● Instructions for the task
Give back the lines below exactly, but do not include any pictures.

-- Opening Marker --

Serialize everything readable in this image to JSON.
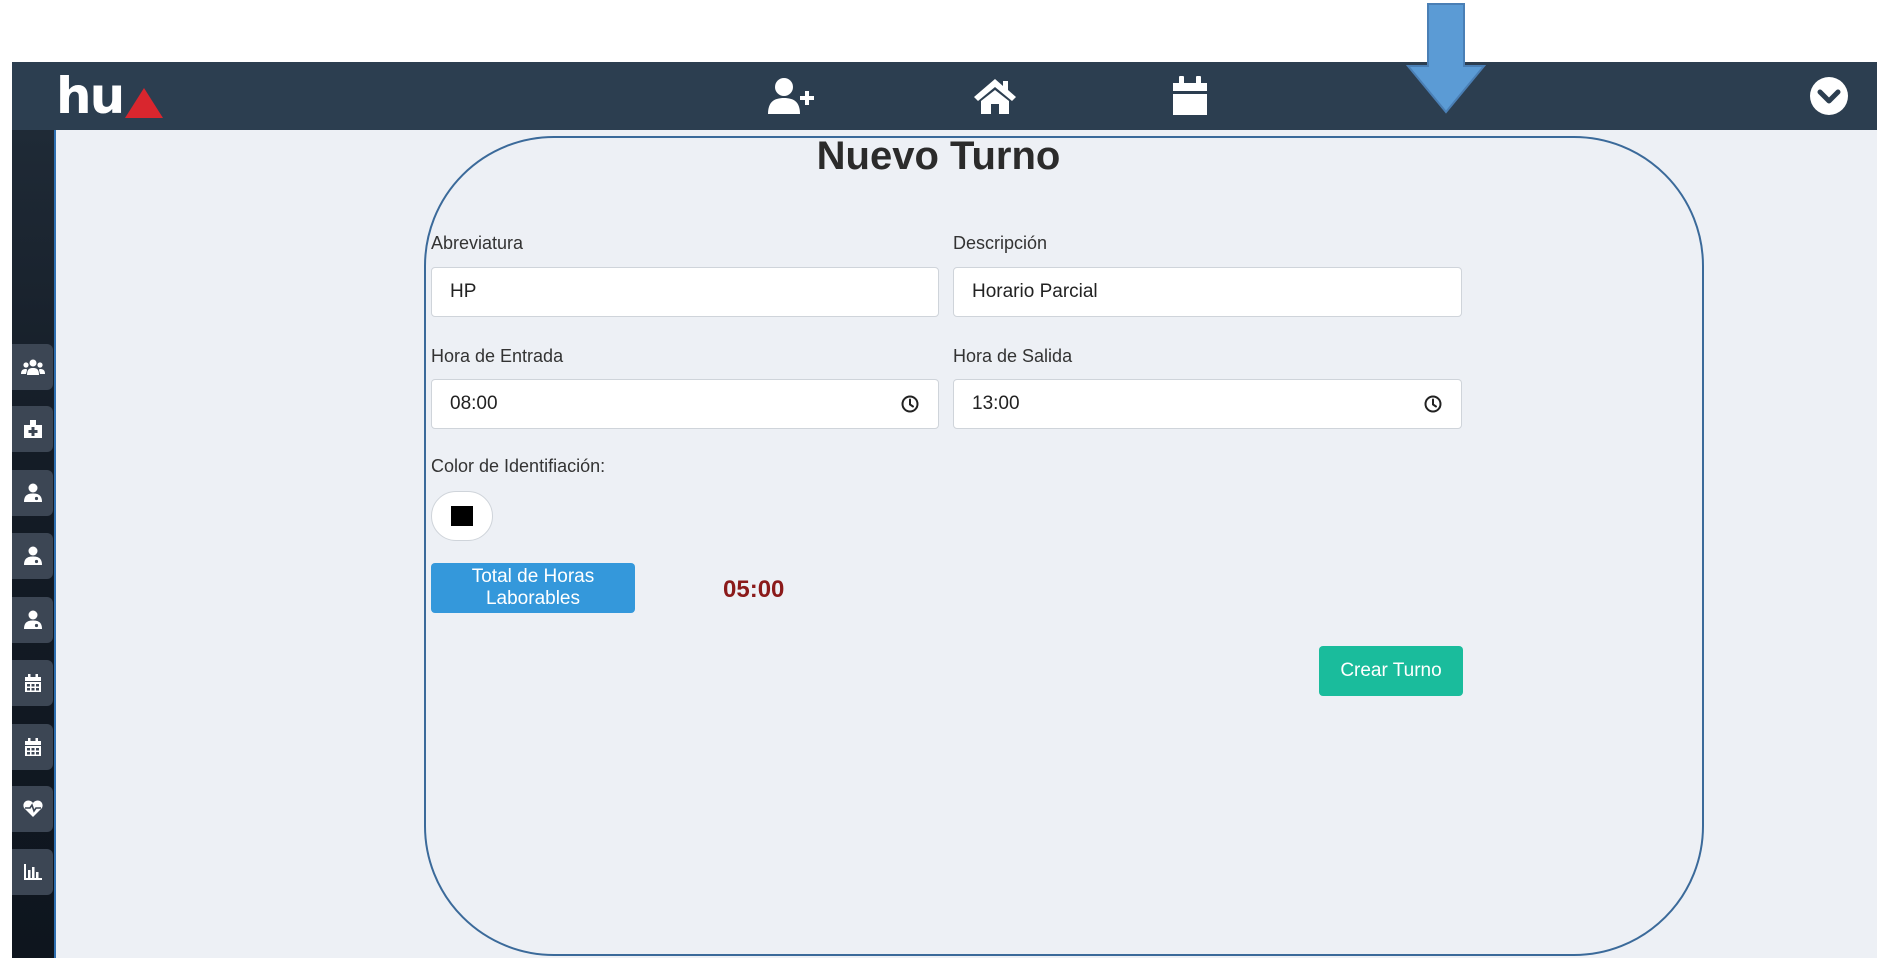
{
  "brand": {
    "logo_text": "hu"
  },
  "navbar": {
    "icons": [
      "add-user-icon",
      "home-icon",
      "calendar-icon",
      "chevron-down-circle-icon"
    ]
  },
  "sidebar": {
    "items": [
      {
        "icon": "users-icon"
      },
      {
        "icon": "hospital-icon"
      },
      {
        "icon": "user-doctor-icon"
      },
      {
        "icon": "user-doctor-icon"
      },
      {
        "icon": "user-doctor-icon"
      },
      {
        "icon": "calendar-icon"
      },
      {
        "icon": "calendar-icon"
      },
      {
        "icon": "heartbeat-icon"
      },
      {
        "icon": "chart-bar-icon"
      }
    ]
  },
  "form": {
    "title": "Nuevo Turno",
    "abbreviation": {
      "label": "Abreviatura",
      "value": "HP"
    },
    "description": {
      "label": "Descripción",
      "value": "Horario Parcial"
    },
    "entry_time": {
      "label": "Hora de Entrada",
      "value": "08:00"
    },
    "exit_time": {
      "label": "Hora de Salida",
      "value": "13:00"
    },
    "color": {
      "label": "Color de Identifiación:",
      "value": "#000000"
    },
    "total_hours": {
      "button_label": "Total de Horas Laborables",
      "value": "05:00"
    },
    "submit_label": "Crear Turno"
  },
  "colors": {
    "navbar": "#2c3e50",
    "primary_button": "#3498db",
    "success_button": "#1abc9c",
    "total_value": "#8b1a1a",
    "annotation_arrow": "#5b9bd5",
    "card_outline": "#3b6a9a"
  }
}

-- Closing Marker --

● Worked solution
Serialize everything readable in this image to JSON.
{
  "brand": {
    "logo_text": "hu"
  },
  "navbar": {
    "icons": [
      "add-user-icon",
      "home-icon",
      "calendar-icon",
      "chevron-down-circle-icon"
    ]
  },
  "sidebar": {
    "items": [
      {
        "icon": "users-icon"
      },
      {
        "icon": "hospital-icon"
      },
      {
        "icon": "user-doctor-icon"
      },
      {
        "icon": "user-doctor-icon"
      },
      {
        "icon": "user-doctor-icon"
      },
      {
        "icon": "calendar-icon"
      },
      {
        "icon": "calendar-icon"
      },
      {
        "icon": "heartbeat-icon"
      },
      {
        "icon": "chart-bar-icon"
      }
    ]
  },
  "form": {
    "title": "Nuevo Turno",
    "abbreviation": {
      "label": "Abreviatura",
      "value": "HP"
    },
    "description": {
      "label": "Descripción",
      "value": "Horario Parcial"
    },
    "entry_time": {
      "label": "Hora de Entrada",
      "value": "08:00"
    },
    "exit_time": {
      "label": "Hora de Salida",
      "value": "13:00"
    },
    "color": {
      "label": "Color de Identifiación:",
      "value": "#000000"
    },
    "total_hours": {
      "button_label": "Total de Horas Laborables",
      "value": "05:00"
    },
    "submit_label": "Crear Turno"
  },
  "colors": {
    "navbar": "#2c3e50",
    "primary_button": "#3498db",
    "success_button": "#1abc9c",
    "total_value": "#8b1a1a",
    "annotation_arrow": "#5b9bd5",
    "card_outline": "#3b6a9a"
  }
}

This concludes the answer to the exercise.